The best friend man has in the world may turn against him and become his enemy. His son, or daughter, that he has reared with loving care may prove ungrateful. Those who are nearest and dearest to us, those whom we trust with our happiness and good name may become traitors to their faith. The money a man has he may lose. It flies away from him, perhaps when he needs it most. A man’s reputation may be sacrificed in a moment of ill-considered action. The people who are prone to fall on their knees when success is with us may be the first to throw the stone of malice when failure settles its cloud upon our head.
The one absolutely unselfish friend that man can have in this selfish world, the one that never deserts him, the one that never proves ungrateful or treacherous, is his dog. A man’s dog stands by him in prosperity and poverty, in health and in sickness. He will sleep on the cold ground when the wintry winds blow and the snow drives fiercely, if only to be near his master’s side. He will kiss the hand that has no food to offer, he will lick the wounds and sores that come in encounters with the roughness of the world. He guards the sleep of his pauper master as if he were a prince.
When all other friends desert, he remains. When riches take wing, and reputation falls to pieces, he is as constant in his love as the sun in its journey through the heavens.
If fortune drives his master forth, an outcast in the world, friendless and homeless, the faithful dog asks no higher privilege than that of accompanying him, to guard him against danger, to fight against his enemies. And when that last scene of all comes, and death takes his master in its embrace and his body is laid away in the cold ground, no matter if all other friends pursue their way, there, by the graveside will the noble dog be found, his head between his paws, his eyes sad, but open in alert watchfulness, faithful and true, even in death.
—George Graham Vest
A dog, simply named Bear, meant the world to a handful. His life was filled with pleasure, though never spoiled, and freedom, though always disciplined. In the last year, his health started to decline. He had a glass eye for his cataracts, heavy medicine for his tumors, but through it all, he was happy, and there was nothing but happiness for thirteen long years.
Bear’s life represented a childhood, and all the innocence, insouciance, and bliss associated with it. Painful, yet important, his passing is seen as a distillation of maturity.

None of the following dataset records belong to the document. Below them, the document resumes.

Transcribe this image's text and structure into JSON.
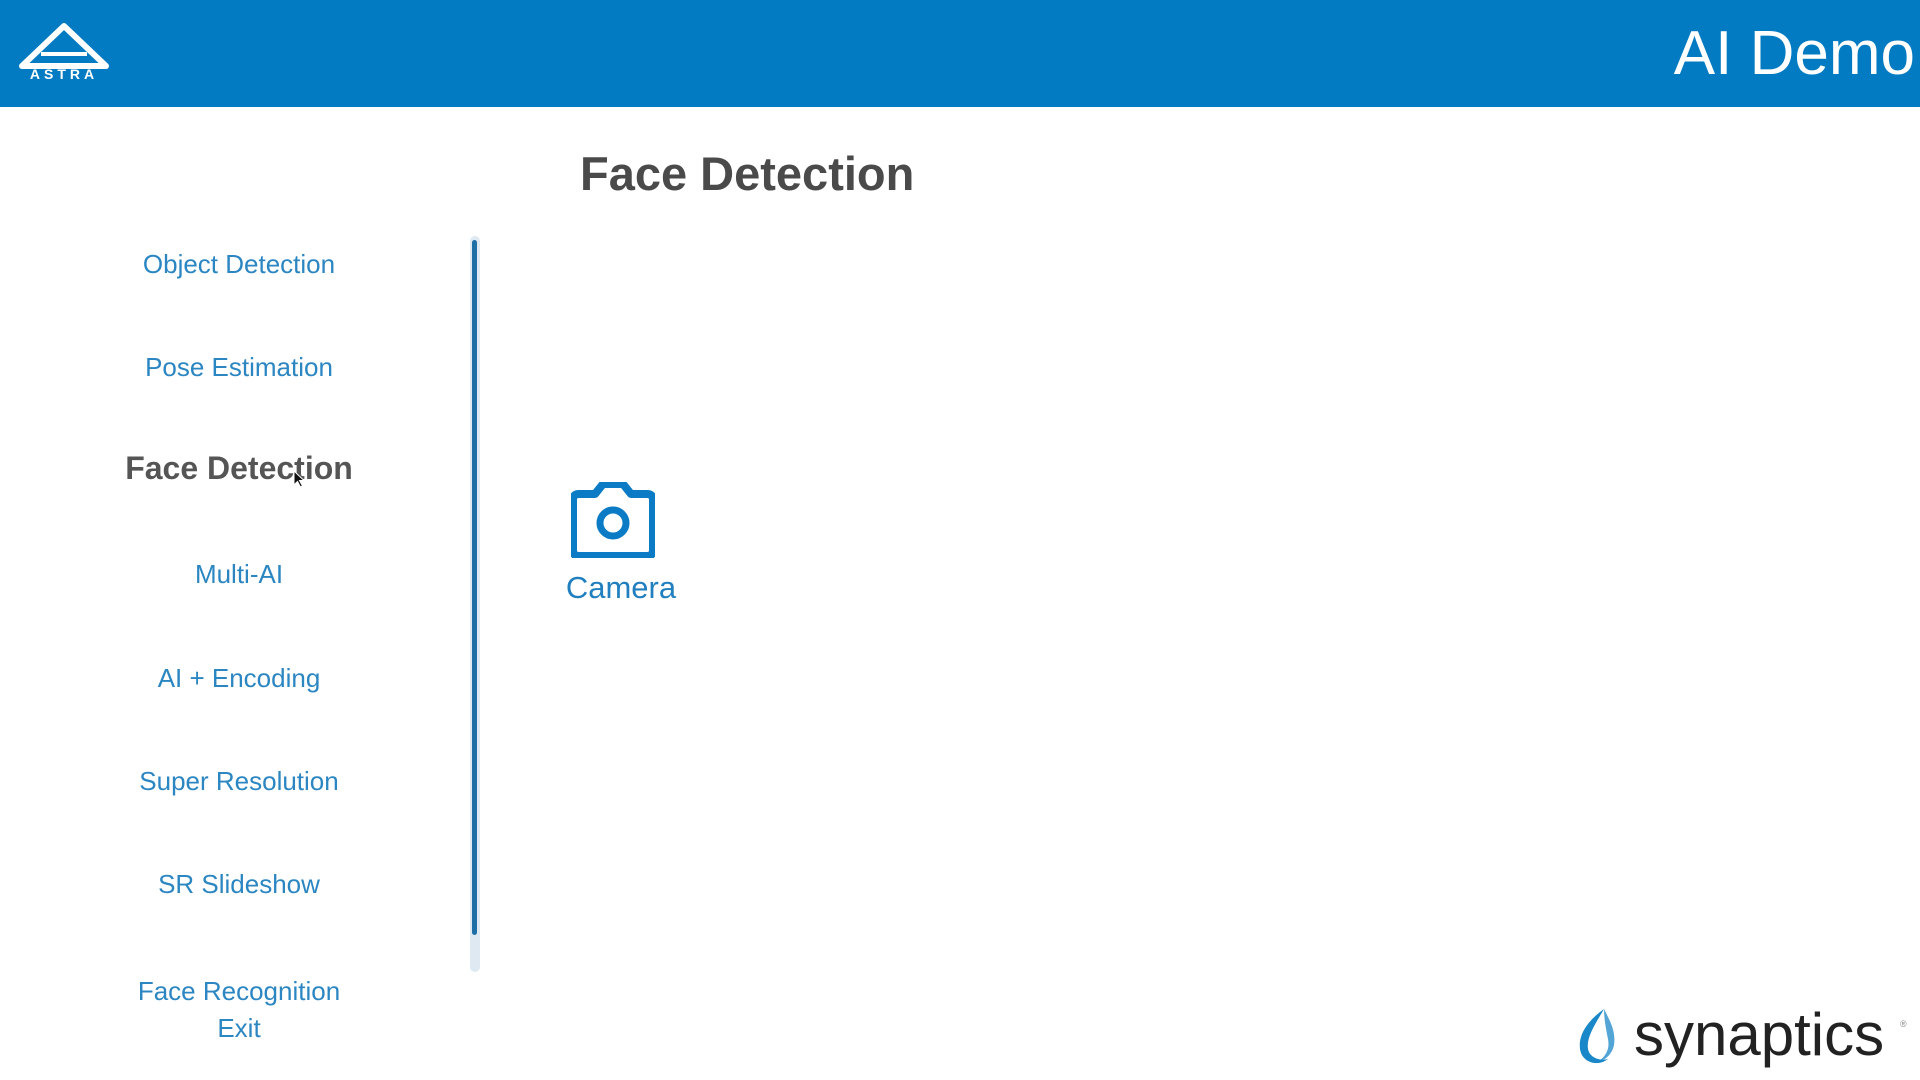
{
  "header": {
    "logo_text": "ASTRA",
    "app_title": "AI Demo"
  },
  "page": {
    "title": "Face Detection"
  },
  "menu": {
    "items": [
      {
        "label": "Object Detection",
        "active": false
      },
      {
        "label": "Pose Estimation",
        "active": false
      },
      {
        "label": "Face Detection",
        "active": true
      },
      {
        "label": "Multi-AI",
        "active": false
      },
      {
        "label": "AI + Encoding",
        "active": false
      },
      {
        "label": "Super Resolution",
        "active": false
      },
      {
        "label": "SR Slideshow",
        "active": false
      },
      {
        "label": "Face Recognition",
        "active": false
      },
      {
        "label": "Exit",
        "active": false
      }
    ]
  },
  "sources": {
    "camera": {
      "label": "Camera",
      "icon": "camera-icon"
    }
  },
  "brand": {
    "name": "synaptics",
    "registered": "®"
  },
  "colors": {
    "header_bg": "#037bc2",
    "accent": "#2b86c2",
    "active_text": "#555555"
  }
}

This chapter has ended, so another one can begin.
Requiescat in pace.